TASK DESCRIPTION:
Please print out every entry below, verbatim.

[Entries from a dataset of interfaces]
++++++

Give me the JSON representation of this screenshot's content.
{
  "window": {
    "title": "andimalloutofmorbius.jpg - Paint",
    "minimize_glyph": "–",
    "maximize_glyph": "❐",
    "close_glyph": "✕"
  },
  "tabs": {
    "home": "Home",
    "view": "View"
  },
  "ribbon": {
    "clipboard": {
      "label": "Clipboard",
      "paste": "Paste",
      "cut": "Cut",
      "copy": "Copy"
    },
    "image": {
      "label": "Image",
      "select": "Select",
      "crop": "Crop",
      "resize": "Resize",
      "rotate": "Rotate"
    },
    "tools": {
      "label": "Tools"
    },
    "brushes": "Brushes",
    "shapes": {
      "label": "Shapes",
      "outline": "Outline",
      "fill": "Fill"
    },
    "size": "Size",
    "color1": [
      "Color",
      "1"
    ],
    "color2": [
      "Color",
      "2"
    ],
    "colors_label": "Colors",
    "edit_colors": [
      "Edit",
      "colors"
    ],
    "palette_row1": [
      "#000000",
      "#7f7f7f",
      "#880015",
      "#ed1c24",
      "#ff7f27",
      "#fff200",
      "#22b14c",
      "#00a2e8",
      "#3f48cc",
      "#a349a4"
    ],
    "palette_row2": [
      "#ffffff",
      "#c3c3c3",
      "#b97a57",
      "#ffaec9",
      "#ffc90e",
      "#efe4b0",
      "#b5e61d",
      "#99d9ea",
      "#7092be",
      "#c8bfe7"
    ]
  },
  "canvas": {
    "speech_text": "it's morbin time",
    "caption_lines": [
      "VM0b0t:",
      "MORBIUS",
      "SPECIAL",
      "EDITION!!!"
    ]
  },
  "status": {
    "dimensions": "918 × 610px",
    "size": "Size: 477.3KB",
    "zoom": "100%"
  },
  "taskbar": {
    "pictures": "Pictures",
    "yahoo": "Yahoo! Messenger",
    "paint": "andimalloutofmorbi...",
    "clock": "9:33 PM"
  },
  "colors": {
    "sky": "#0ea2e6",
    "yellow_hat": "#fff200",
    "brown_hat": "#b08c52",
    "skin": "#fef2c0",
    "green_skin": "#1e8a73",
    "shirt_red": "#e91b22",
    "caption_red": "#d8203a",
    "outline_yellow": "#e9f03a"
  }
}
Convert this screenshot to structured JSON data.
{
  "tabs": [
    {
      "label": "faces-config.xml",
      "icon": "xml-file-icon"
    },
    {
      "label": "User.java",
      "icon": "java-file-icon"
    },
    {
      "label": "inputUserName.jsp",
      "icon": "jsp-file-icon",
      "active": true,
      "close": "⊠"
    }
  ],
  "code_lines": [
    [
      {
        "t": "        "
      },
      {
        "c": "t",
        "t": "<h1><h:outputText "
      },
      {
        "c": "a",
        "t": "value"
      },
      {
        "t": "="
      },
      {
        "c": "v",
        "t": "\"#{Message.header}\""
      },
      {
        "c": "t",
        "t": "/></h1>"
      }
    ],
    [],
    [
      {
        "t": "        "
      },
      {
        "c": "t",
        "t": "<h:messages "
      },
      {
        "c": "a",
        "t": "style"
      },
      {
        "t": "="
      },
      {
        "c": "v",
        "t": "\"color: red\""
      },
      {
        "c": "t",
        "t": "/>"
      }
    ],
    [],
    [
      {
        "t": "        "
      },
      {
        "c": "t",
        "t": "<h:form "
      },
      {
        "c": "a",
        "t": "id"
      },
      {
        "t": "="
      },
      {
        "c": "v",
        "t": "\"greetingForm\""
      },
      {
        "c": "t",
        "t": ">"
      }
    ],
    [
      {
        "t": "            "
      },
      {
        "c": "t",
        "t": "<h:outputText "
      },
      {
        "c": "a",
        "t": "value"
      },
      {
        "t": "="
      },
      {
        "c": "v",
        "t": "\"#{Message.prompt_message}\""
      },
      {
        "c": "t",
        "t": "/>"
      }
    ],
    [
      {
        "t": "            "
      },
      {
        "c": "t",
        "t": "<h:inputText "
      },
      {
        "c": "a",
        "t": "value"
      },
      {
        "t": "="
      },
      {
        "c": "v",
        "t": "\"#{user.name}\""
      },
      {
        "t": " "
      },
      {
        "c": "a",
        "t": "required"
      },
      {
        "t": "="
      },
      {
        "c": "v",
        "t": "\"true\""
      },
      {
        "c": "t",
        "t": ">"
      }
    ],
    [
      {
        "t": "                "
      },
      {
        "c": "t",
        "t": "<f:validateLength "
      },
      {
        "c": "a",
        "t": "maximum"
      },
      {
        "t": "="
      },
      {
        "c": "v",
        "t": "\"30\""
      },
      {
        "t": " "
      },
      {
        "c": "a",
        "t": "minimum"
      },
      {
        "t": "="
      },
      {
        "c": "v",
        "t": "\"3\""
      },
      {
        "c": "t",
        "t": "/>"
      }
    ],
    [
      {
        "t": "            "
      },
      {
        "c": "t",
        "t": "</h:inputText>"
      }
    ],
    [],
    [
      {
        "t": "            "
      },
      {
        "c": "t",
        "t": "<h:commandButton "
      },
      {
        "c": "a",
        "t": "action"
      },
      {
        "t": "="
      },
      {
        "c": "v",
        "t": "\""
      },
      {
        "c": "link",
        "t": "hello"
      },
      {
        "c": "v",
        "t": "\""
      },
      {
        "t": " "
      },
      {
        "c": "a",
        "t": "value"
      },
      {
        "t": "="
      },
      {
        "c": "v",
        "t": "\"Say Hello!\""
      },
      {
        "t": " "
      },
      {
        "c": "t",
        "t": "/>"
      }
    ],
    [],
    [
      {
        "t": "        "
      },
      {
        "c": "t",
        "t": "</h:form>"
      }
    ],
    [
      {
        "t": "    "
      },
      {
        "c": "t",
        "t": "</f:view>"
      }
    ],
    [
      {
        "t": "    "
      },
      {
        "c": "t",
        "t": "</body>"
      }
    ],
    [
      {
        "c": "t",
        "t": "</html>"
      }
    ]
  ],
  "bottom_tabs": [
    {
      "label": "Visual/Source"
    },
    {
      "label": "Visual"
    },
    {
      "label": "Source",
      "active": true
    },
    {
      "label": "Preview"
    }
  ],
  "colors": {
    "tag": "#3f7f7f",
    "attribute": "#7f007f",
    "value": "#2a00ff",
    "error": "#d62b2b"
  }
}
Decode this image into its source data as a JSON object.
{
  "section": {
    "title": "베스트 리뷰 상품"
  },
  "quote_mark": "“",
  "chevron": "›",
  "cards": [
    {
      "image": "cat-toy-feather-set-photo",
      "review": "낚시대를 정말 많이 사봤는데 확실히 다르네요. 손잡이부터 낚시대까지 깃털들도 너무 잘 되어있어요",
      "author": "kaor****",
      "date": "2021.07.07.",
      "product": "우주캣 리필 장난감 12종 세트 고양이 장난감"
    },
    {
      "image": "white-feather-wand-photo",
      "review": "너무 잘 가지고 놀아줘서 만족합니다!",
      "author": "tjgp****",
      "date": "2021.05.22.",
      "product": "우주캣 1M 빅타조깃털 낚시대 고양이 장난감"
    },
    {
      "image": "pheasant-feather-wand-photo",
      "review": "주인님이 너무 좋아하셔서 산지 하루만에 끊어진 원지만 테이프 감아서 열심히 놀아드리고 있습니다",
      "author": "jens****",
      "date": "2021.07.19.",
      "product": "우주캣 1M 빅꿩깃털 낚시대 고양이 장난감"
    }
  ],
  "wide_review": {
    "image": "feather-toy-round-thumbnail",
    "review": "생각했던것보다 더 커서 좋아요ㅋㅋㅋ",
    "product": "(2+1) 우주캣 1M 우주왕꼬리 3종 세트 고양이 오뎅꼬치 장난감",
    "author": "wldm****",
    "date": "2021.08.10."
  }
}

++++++

EXERCISE RESPONSE:
Give me the JSON representation of this screenshot's content.
{
  "window": {
    "title": "andimalloutofmorbius.jpg - Paint",
    "minimize_glyph": "–",
    "maximize_glyph": "❐",
    "close_glyph": "✕"
  },
  "tabs": {
    "home": "Home",
    "view": "View"
  },
  "ribbon": {
    "clipboard": {
      "label": "Clipboard",
      "paste": "Paste",
      "cut": "Cut",
      "copy": "Copy"
    },
    "image": {
      "label": "Image",
      "select": "Select",
      "crop": "Crop",
      "resize": "Resize",
      "rotate": "Rotate"
    },
    "tools": {
      "label": "Tools"
    },
    "brushes": "Brushes",
    "shapes": {
      "label": "Shapes",
      "outline": "Outline",
      "fill": "Fill"
    },
    "size": "Size",
    "color1": [
      "Color",
      "1"
    ],
    "color2": [
      "Color",
      "2"
    ],
    "colors_label": "Colors",
    "edit_colors": [
      "Edit",
      "colors"
    ],
    "palette_row1": [
      "#000000",
      "#7f7f7f",
      "#880015",
      "#ed1c24",
      "#ff7f27",
      "#fff200",
      "#22b14c",
      "#00a2e8",
      "#3f48cc",
      "#a349a4"
    ],
    "palette_row2": [
      "#ffffff",
      "#c3c3c3",
      "#b97a57",
      "#ffaec9",
      "#ffc90e",
      "#efe4b0",
      "#b5e61d",
      "#99d9ea",
      "#7092be",
      "#c8bfe7"
    ]
  },
  "canvas": {
    "speech_text": "it's morbin time",
    "caption_lines": [
      "VM0b0t:",
      "MORBIUS",
      "SPECIAL",
      "EDITION!!!"
    ]
  },
  "status": {
    "dimensions": "918 × 610px",
    "size": "Size: 477.3KB",
    "zoom": "100%"
  },
  "taskbar": {
    "pictures": "Pictures",
    "yahoo": "Yahoo! Messenger",
    "paint": "andimalloutofmorbi...",
    "clock": "9:33 PM"
  },
  "colors": {
    "sky": "#0ea2e6",
    "yellow_hat": "#fff200",
    "brown_hat": "#b08c52",
    "skin": "#fef2c0",
    "green_skin": "#1e8a73",
    "shirt_red": "#e91b22",
    "caption_red": "#d8203a",
    "outline_yellow": "#e9f03a"
  }
}
Convert this screenshot to structured JSON data.
{
  "tabs": [
    {
      "label": "faces-config.xml",
      "icon": "xml-file-icon"
    },
    {
      "label": "User.java",
      "icon": "java-file-icon"
    },
    {
      "label": "inputUserName.jsp",
      "icon": "jsp-file-icon",
      "active": true,
      "close": "⊠"
    }
  ],
  "code_lines": [
    [
      {
        "t": "        "
      },
      {
        "c": "t",
        "t": "<h1><h:outputText "
      },
      {
        "c": "a",
        "t": "value"
      },
      {
        "t": "="
      },
      {
        "c": "v",
        "t": "\"#{Message.header}\""
      },
      {
        "c": "t",
        "t": "/></h1>"
      }
    ],
    [],
    [
      {
        "t": "        "
      },
      {
        "c": "t",
        "t": "<h:messages "
      },
      {
        "c": "a",
        "t": "style"
      },
      {
        "t": "="
      },
      {
        "c": "v",
        "t": "\"color: red\""
      },
      {
        "c": "t",
        "t": "/>"
      }
    ],
    [],
    [
      {
        "t": "        "
      },
      {
        "c": "t",
        "t": "<h:form "
      },
      {
        "c": "a",
        "t": "id"
      },
      {
        "t": "="
      },
      {
        "c": "v",
        "t": "\"greetingForm\""
      },
      {
        "c": "t",
        "t": ">"
      }
    ],
    [
      {
        "t": "            "
      },
      {
        "c": "t",
        "t": "<h:outputText "
      },
      {
        "c": "a",
        "t": "value"
      },
      {
        "t": "="
      },
      {
        "c": "v",
        "t": "\"#{Message.prompt_message}\""
      },
      {
        "c": "t",
        "t": "/>"
      }
    ],
    [
      {
        "t": "            "
      },
      {
        "c": "t",
        "t": "<h:inputText "
      },
      {
        "c": "a",
        "t": "value"
      },
      {
        "t": "="
      },
      {
        "c": "v",
        "t": "\"#{user.name}\""
      },
      {
        "t": " "
      },
      {
        "c": "a",
        "t": "required"
      },
      {
        "t": "="
      },
      {
        "c": "v",
        "t": "\"true\""
      },
      {
        "c": "t",
        "t": ">"
      }
    ],
    [
      {
        "t": "                "
      },
      {
        "c": "t",
        "t": "<f:validateLength "
      },
      {
        "c": "a",
        "t": "maximum"
      },
      {
        "t": "="
      },
      {
        "c": "v",
        "t": "\"30\""
      },
      {
        "t": " "
      },
      {
        "c": "a",
        "t": "minimum"
      },
      {
        "t": "="
      },
      {
        "c": "v",
        "t": "\"3\""
      },
      {
        "c": "t",
        "t": "/>"
      }
    ],
    [
      {
        "t": "            "
      },
      {
        "c": "t",
        "t": "</h:inputText>"
      }
    ],
    [],
    [
      {
        "t": "            "
      },
      {
        "c": "t",
        "t": "<h:commandButton "
      },
      {
        "c": "a",
        "t": "action"
      },
      {
        "t": "="
      },
      {
        "c": "v",
        "t": "\""
      },
      {
        "c": "link",
        "t": "hello"
      },
      {
        "c": "v",
        "t": "\""
      },
      {
        "t": " "
      },
      {
        "c": "a",
        "t": "value"
      },
      {
        "t": "="
      },
      {
        "c": "v",
        "t": "\"Say Hello!\""
      },
      {
        "t": " "
      },
      {
        "c": "t",
        "t": "/>"
      }
    ],
    [],
    [
      {
        "t": "        "
      },
      {
        "c": "t",
        "t": "</h:form>"
      }
    ],
    [
      {
        "t": "    "
      },
      {
        "c": "t",
        "t": "</f:view>"
      }
    ],
    [
      {
        "t": "    "
      },
      {
        "c": "t",
        "t": "</body>"
      }
    ],
    [
      {
        "c": "t",
        "t": "</html>"
      }
    ]
  ],
  "bottom_tabs": [
    {
      "label": "Visual/Source"
    },
    {
      "label": "Visual"
    },
    {
      "label": "Source",
      "active": true
    },
    {
      "label": "Preview"
    }
  ],
  "colors": {
    "tag": "#3f7f7f",
    "attribute": "#7f007f",
    "value": "#2a00ff",
    "error": "#d62b2b"
  }
}
Decode this image into its source data as a JSON object.
{
  "section": {
    "title": "베스트 리뷰 상품"
  },
  "quote_mark": "“",
  "chevron": "›",
  "cards": [
    {
      "image": "cat-toy-feather-set-photo",
      "review": "낚시대를 정말 많이 사봤는데 확실히 다르네요. 손잡이부터 낚시대까지 깃털들도 너무 잘 되어있어요",
      "author": "kaor****",
      "date": "2021.07.07.",
      "product": "우주캣 리필 장난감 12종 세트 고양이 장난감"
    },
    {
      "image": "white-feather-wand-photo",
      "review": "너무 잘 가지고 놀아줘서 만족합니다!",
      "author": "tjgp****",
      "date": "2021.05.22.",
      "product": "우주캣 1M 빅타조깃털 낚시대 고양이 장난감"
    },
    {
      "image": "pheasant-feather-wand-photo",
      "review": "주인님이 너무 좋아하셔서 산지 하루만에 끊어진 원지만 테이프 감아서 열심히 놀아드리고 있습니다",
      "author": "jens****",
      "date": "2021.07.19.",
      "product": "우주캣 1M 빅꿩깃털 낚시대 고양이 장난감"
    }
  ],
  "wide_review": {
    "image": "feather-toy-round-thumbnail",
    "review": "생각했던것보다 더 커서 좋아요ㅋㅋㅋ",
    "product": "(2+1) 우주캣 1M 우주왕꼬리 3종 세트 고양이 오뎅꼬치 장난감",
    "author": "wldm****",
    "date": "2021.08.10."
  }
}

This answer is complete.